## Relational Operators

Last lesson we looked at how to create a simple If Statement. They can actually get a lot more complicated than that, by using logical and relational operators. We ended the lesson by looking at how integer values could be compared, but we only used the == operator. There are in fact many other ways of comparing numerical values:

These can be used for all types of value:

== Is equal to

!= Is not equal to

These only work when comparing numerical values:

< Is less than

> Is greater than

<= Is less than or equal to

>= Is greater than or equal to

NB: You don’t have to put the < and > inequality signs twice, because they’d form another operator

## Logical Operators

These allow you to join more than one condition together to make a larger condition.

If you wanted to print “Good evening, Bob!” only if it was the evening and you were talking to Bob, assuming you had a person name variable and a time of day variable, you could either write:

if(PersonName == “Bob”)

{

if(Time == “Evening”)

{

Console.WriteLine(“Good evening, Bob!”);

}

}

…which is a nested if statement – an if statement within an if statement. It is a perfectly good method but it could get messy if you have lots of them. So we have the and operator:

if((Time = “Evening”)&(PersonName = “Bob”))

{

Console.WriteLine(“Good evening, Bob!”);

}

That is much neater and has the benefit that you can join together as many conditions as you want with a single if statement.

**Here is the list of logical operators to use in your if statements:**
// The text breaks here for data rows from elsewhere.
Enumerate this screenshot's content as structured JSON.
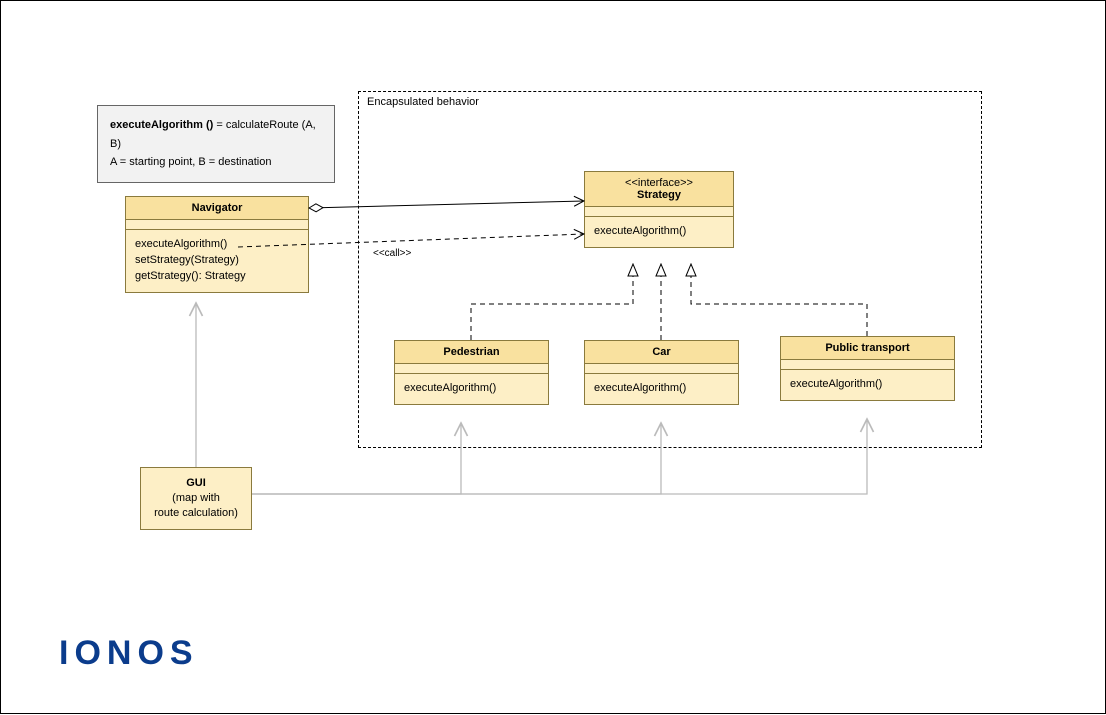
{
  "note": {
    "line1_b": "executeAlgorithm ()",
    "line1_rest": " = calculateRoute (A, B)",
    "line2": "A = starting point, B = destination"
  },
  "frame": {
    "label": "Encapsulated behavior"
  },
  "navigator": {
    "name": "Navigator",
    "op1": "executeAlgorithm()",
    "op2": "setStrategy(Strategy)",
    "op3": "getStrategy(): Strategy"
  },
  "strategy": {
    "stereo": "<<interface>>",
    "name": "Strategy",
    "op1": "executeAlgorithm()"
  },
  "pedestrian": {
    "name": "Pedestrian",
    "op1": "executeAlgorithm()"
  },
  "car": {
    "name": "Car",
    "op1": "executeAlgorithm()"
  },
  "pub": {
    "name": "Public transport",
    "op1": "executeAlgorithm()"
  },
  "gui": {
    "l1": "GUI",
    "l2": "(map with",
    "l3": "route calculation)"
  },
  "call_label": "<<call>>",
  "logo": "IONOS",
  "chart_data": {
    "type": "uml_class_diagram",
    "note": "executeAlgorithm () = calculateRoute (A, B); A = starting point, B = destination",
    "package": {
      "name": "Encapsulated behavior",
      "contains": [
        "Strategy",
        "Pedestrian",
        "Car",
        "Public transport"
      ]
    },
    "classes": [
      {
        "name": "Navigator",
        "operations": [
          "executeAlgorithm()",
          "setStrategy(Strategy)",
          "getStrategy(): Strategy"
        ]
      },
      {
        "name": "Strategy",
        "stereotype": "interface",
        "operations": [
          "executeAlgorithm()"
        ]
      },
      {
        "name": "Pedestrian",
        "operations": [
          "executeAlgorithm()"
        ]
      },
      {
        "name": "Car",
        "operations": [
          "executeAlgorithm()"
        ]
      },
      {
        "name": "Public transport",
        "operations": [
          "executeAlgorithm()"
        ]
      },
      {
        "name": "GUI",
        "note": "map with route calculation"
      }
    ],
    "relationships": [
      {
        "from": "Navigator",
        "to": "Strategy",
        "type": "aggregation"
      },
      {
        "from": "Navigator",
        "to": "Strategy",
        "type": "dependency",
        "label": "<<call>>"
      },
      {
        "from": "Pedestrian",
        "to": "Strategy",
        "type": "realization"
      },
      {
        "from": "Car",
        "to": "Strategy",
        "type": "realization"
      },
      {
        "from": "Public transport",
        "to": "Strategy",
        "type": "realization"
      },
      {
        "from": "GUI",
        "to": "Navigator",
        "type": "dependency"
      },
      {
        "from": "GUI",
        "to": "Pedestrian",
        "type": "dependency"
      },
      {
        "from": "GUI",
        "to": "Car",
        "type": "dependency"
      },
      {
        "from": "GUI",
        "to": "Public transport",
        "type": "dependency"
      }
    ]
  }
}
& – And

&& – Quick And

| – Or

|| – Quick Or

^ – Exclusive Or (XOR)

! – Not

I will explain quick and, quick or and exclusive or in the next part of the tutorial, so don’t worry about those. I am ending this part here because I think a good way to learn how to use these operators is to play around with them briefly – create a few if statements of your own.
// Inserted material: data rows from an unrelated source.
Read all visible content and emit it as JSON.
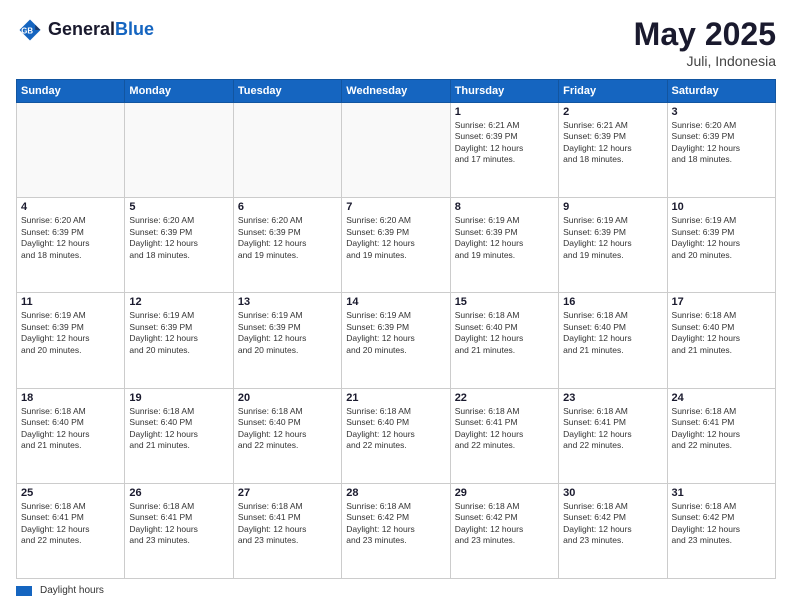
{
  "logo": {
    "line1": "General",
    "line2": "Blue"
  },
  "header": {
    "month": "May 2025",
    "location": "Juli, Indonesia"
  },
  "weekdays": [
    "Sunday",
    "Monday",
    "Tuesday",
    "Wednesday",
    "Thursday",
    "Friday",
    "Saturday"
  ],
  "footer": {
    "swatch_label": "Daylight hours"
  },
  "weeks": [
    [
      {
        "day": "",
        "info": ""
      },
      {
        "day": "",
        "info": ""
      },
      {
        "day": "",
        "info": ""
      },
      {
        "day": "",
        "info": ""
      },
      {
        "day": "1",
        "info": "Sunrise: 6:21 AM\nSunset: 6:39 PM\nDaylight: 12 hours\nand 17 minutes."
      },
      {
        "day": "2",
        "info": "Sunrise: 6:21 AM\nSunset: 6:39 PM\nDaylight: 12 hours\nand 18 minutes."
      },
      {
        "day": "3",
        "info": "Sunrise: 6:20 AM\nSunset: 6:39 PM\nDaylight: 12 hours\nand 18 minutes."
      }
    ],
    [
      {
        "day": "4",
        "info": "Sunrise: 6:20 AM\nSunset: 6:39 PM\nDaylight: 12 hours\nand 18 minutes."
      },
      {
        "day": "5",
        "info": "Sunrise: 6:20 AM\nSunset: 6:39 PM\nDaylight: 12 hours\nand 18 minutes."
      },
      {
        "day": "6",
        "info": "Sunrise: 6:20 AM\nSunset: 6:39 PM\nDaylight: 12 hours\nand 19 minutes."
      },
      {
        "day": "7",
        "info": "Sunrise: 6:20 AM\nSunset: 6:39 PM\nDaylight: 12 hours\nand 19 minutes."
      },
      {
        "day": "8",
        "info": "Sunrise: 6:19 AM\nSunset: 6:39 PM\nDaylight: 12 hours\nand 19 minutes."
      },
      {
        "day": "9",
        "info": "Sunrise: 6:19 AM\nSunset: 6:39 PM\nDaylight: 12 hours\nand 19 minutes."
      },
      {
        "day": "10",
        "info": "Sunrise: 6:19 AM\nSunset: 6:39 PM\nDaylight: 12 hours\nand 20 minutes."
      }
    ],
    [
      {
        "day": "11",
        "info": "Sunrise: 6:19 AM\nSunset: 6:39 PM\nDaylight: 12 hours\nand 20 minutes."
      },
      {
        "day": "12",
        "info": "Sunrise: 6:19 AM\nSunset: 6:39 PM\nDaylight: 12 hours\nand 20 minutes."
      },
      {
        "day": "13",
        "info": "Sunrise: 6:19 AM\nSunset: 6:39 PM\nDaylight: 12 hours\nand 20 minutes."
      },
      {
        "day": "14",
        "info": "Sunrise: 6:19 AM\nSunset: 6:39 PM\nDaylight: 12 hours\nand 20 minutes."
      },
      {
        "day": "15",
        "info": "Sunrise: 6:18 AM\nSunset: 6:40 PM\nDaylight: 12 hours\nand 21 minutes."
      },
      {
        "day": "16",
        "info": "Sunrise: 6:18 AM\nSunset: 6:40 PM\nDaylight: 12 hours\nand 21 minutes."
      },
      {
        "day": "17",
        "info": "Sunrise: 6:18 AM\nSunset: 6:40 PM\nDaylight: 12 hours\nand 21 minutes."
      }
    ],
    [
      {
        "day": "18",
        "info": "Sunrise: 6:18 AM\nSunset: 6:40 PM\nDaylight: 12 hours\nand 21 minutes."
      },
      {
        "day": "19",
        "info": "Sunrise: 6:18 AM\nSunset: 6:40 PM\nDaylight: 12 hours\nand 21 minutes."
      },
      {
        "day": "20",
        "info": "Sunrise: 6:18 AM\nSunset: 6:40 PM\nDaylight: 12 hours\nand 22 minutes."
      },
      {
        "day": "21",
        "info": "Sunrise: 6:18 AM\nSunset: 6:40 PM\nDaylight: 12 hours\nand 22 minutes."
      },
      {
        "day": "22",
        "info": "Sunrise: 6:18 AM\nSunset: 6:41 PM\nDaylight: 12 hours\nand 22 minutes."
      },
      {
        "day": "23",
        "info": "Sunrise: 6:18 AM\nSunset: 6:41 PM\nDaylight: 12 hours\nand 22 minutes."
      },
      {
        "day": "24",
        "info": "Sunrise: 6:18 AM\nSunset: 6:41 PM\nDaylight: 12 hours\nand 22 minutes."
      }
    ],
    [
      {
        "day": "25",
        "info": "Sunrise: 6:18 AM\nSunset: 6:41 PM\nDaylight: 12 hours\nand 22 minutes."
      },
      {
        "day": "26",
        "info": "Sunrise: 6:18 AM\nSunset: 6:41 PM\nDaylight: 12 hours\nand 23 minutes."
      },
      {
        "day": "27",
        "info": "Sunrise: 6:18 AM\nSunset: 6:41 PM\nDaylight: 12 hours\nand 23 minutes."
      },
      {
        "day": "28",
        "info": "Sunrise: 6:18 AM\nSunset: 6:42 PM\nDaylight: 12 hours\nand 23 minutes."
      },
      {
        "day": "29",
        "info": "Sunrise: 6:18 AM\nSunset: 6:42 PM\nDaylight: 12 hours\nand 23 minutes."
      },
      {
        "day": "30",
        "info": "Sunrise: 6:18 AM\nSunset: 6:42 PM\nDaylight: 12 hours\nand 23 minutes."
      },
      {
        "day": "31",
        "info": "Sunrise: 6:18 AM\nSunset: 6:42 PM\nDaylight: 12 hours\nand 23 minutes."
      }
    ]
  ]
}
See you next time when I will fully explain each operator mentioned in this lesson!